Pleasanton Unified School District voters will be asked to authorize bond sales up to $323 million for school improvements in the March 3, 2020 election.

At least 55% of the votes cast must be in favor of the bond sale for it to pass. Polling in the district showed that 57% would OK a $323 million bond.

The bonds would not be sold all at once, but over the years to finance construction projects as they are ready. Bond sales will also consider timing intended to pay the lowest interest rates, which would save the district money.

The district's five trustees made their unanimous decision at their Nov. 12 meeting, with Trustee Mark Miller attending electronically from out of state.

The improvements will pay to upgrade classrooms and other facilities, and to support anticipated enrollment growth. Other projects include revamping physical plants for HVAC systems and those that boost access for students with disabilities.

Parents whose students are active with bands and athletics urged the board to create a project priority list that would include upgrading gyms. Several of them said the Amador gym was in deplorable condition, and that it failed to keep up with the high quality of the programs presented there. One parent drew applause when she said, “We’ve got to get it on the ballot, so we can vote for it.”

Trustee Steve Maher said he has been in the district for more than 40 years, when he started on staff at Fairlands Elementary School. He has since served at various schools as an administrator. He coached at Foothill High School 15 years ago, and the gym has become worse over the years, he said.

“I go to Dublin. I look at their Fine Arts building,” he said. “I think, ‘Holy Mackerel,’ what is going on in our district? I see nice gyms, and wonder how come they have a nice gym, and we don’t? We need to act. I think $323 million is just a drop in the bucket.”

Miller said that, at $323 million, the list of projects is realistic. The district can go from “scraping by” to “moving our schools into world class,” he said.

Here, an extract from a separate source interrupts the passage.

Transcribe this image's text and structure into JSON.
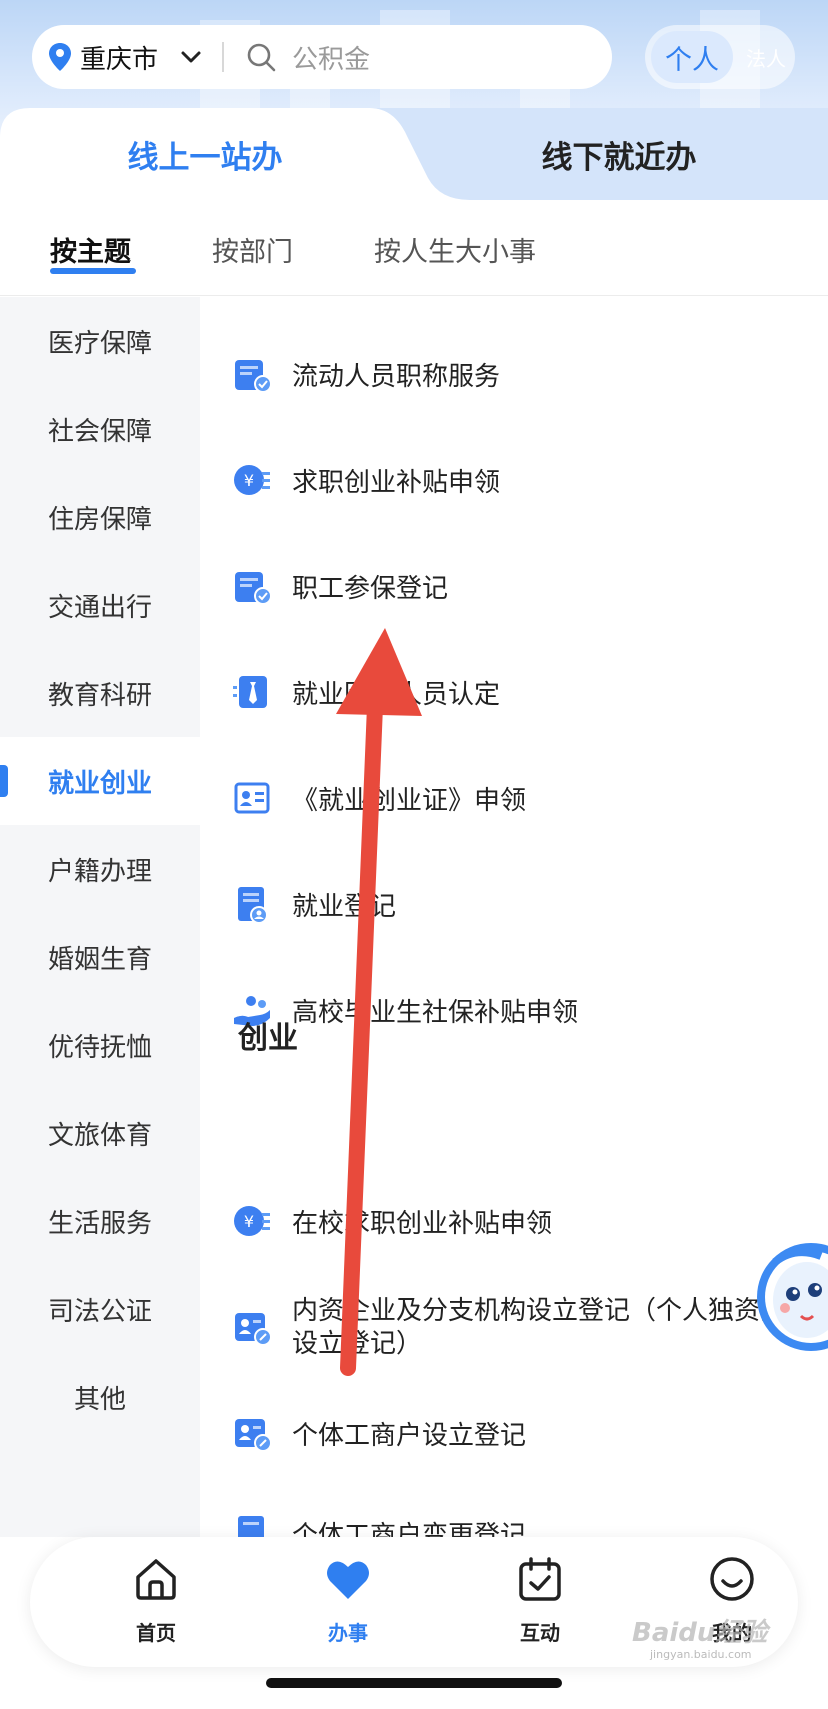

Trustee Joan Laursen said that the first sale of bonds under measure I-1, which was approved by voters in 2016, fell short of funding such things as gyms, because of rising construction costs. But she was confident that voters will approve the new bond, since they understand what it takes to bring facilities up to current standards.